Virginia conservators spent hours meticulously chipping away at a time capsule that had laid buried beneath a towering statue of confederate general Robert E. Lee for nearly 135 years.
When the box was finally pried open (as Virginia Gov. Ralph Northam awkwardly hovered overhead), the conservators revealed a brown bound notebook. Underneath that was another larger bound book and what appeared to be a cloth envelope clinging to loose papers and a single coin. In total, just three books, one envelope, and a coin were pulled from the box, far fewer than the 60 artifacts the governor’s office has previously estimated were in the box. Experts are still trying to discern more details from the documents, which all had substantial water damage.
The Conservators faced a number of challenges while opening the time capsule. For starters, the box was made almost entirely of lead and covered with mortar, which made chipping away at the box’s edges a test of precision, patience, and strength. Workers tore at the box for hours with a dull knife-like instrument. At one point, one of the workers had to step away halfway through to treat several blisters that had formed on her hand.
But those weren’t the biggest problems. Officials had hoped the more than 100-year-old artifact had avoided water damage, but pretty early on, experts could tell that wasn’t the case. That moisture was made worse when the box was opened and exposed to oxygen.
“Atmosphere changes are a big drastic change for artifacts and that atmosphere change can be problematic for historic documents,” one of the conservators said. Time was of the essence.

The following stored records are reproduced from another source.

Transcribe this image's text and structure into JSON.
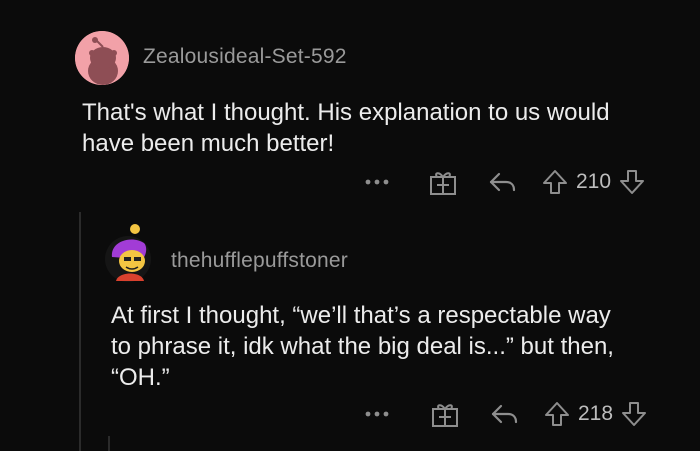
{
  "comments": [
    {
      "username": "Zealousideal-Set-592",
      "body_lines": [
        "That's what I thought. His explanation to us would",
        "have been much better!"
      ],
      "votes": "210",
      "avatar_colors": {
        "bg": "#f2a1a8",
        "figure": "#8e4e55"
      }
    },
    {
      "username": "thehufflepuffstoner",
      "body_lines": [
        "At first I thought, “we’ll that’s a respectable way",
        "to phrase it, idk what the big deal is...” but then,",
        "“OH.”"
      ],
      "votes": "218",
      "avatar_colors": {
        "hair": "#a23cd6",
        "face": "#f4c542",
        "shirt": "#d9412e"
      }
    }
  ],
  "icons": {
    "more": "more-options-icon",
    "award": "award-icon",
    "reply": "reply-icon",
    "upvote": "upvote-icon",
    "downvote": "downvote-icon"
  },
  "colors": {
    "background": "#0b0b0b",
    "text": "#ececec",
    "muted": "#9a9a9a",
    "icon": "#8e8e8e"
  }
}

Normally, if moisture was discovered the conservators said they would stop and wait to let the climate inside the box adjust to its outside surroundings, but that wasn’t possible in this case with the clock ticking and eyeballs glued to the livestream. Conservators quickly placed blotting paper inside the box in an effort to protect the artifact from additional damage.
The time capsule was originally found within the pedestal that once sat below a large statue of Confederate General Robert E. Lee. That statute, which was removed earlier this year, was first erected in 1890 but has come under scrutiny from residents and activists for its glorification of the Confederacy. Virginia’s Supreme Court voted to allow Gov. Norham to move the statue in September. Two months later, the Governor’s Office announced they would remove the pedestal the statue sat atop as well.
Workers dismantling the pedestal stumbled upon the time capsule on December 17 in the pedestal’s tower about 20 feet off the ground. The lead box, previously believed to have been copper, measured around 4 inches high, 8 inches wide, 11-and-a-half inches deep according to local outlet WAVY. Historians believe the time capsule itself dates back to October 27, 1887. Prior to opening the box, historians believed it could have held as many as 60 artifacts, with many related to the confederacy, according to the Governor’s Office. Newspaper articles from the time the capsule was buried meanwhile claimed the capsule could have included a photograph of Abraham Lincoln lying in his coffin, USA Today notes.
The Governor’s Office announced they are calling on residents to submit objects to replace the time capsule with another one that “represents the Commonwealth of today.”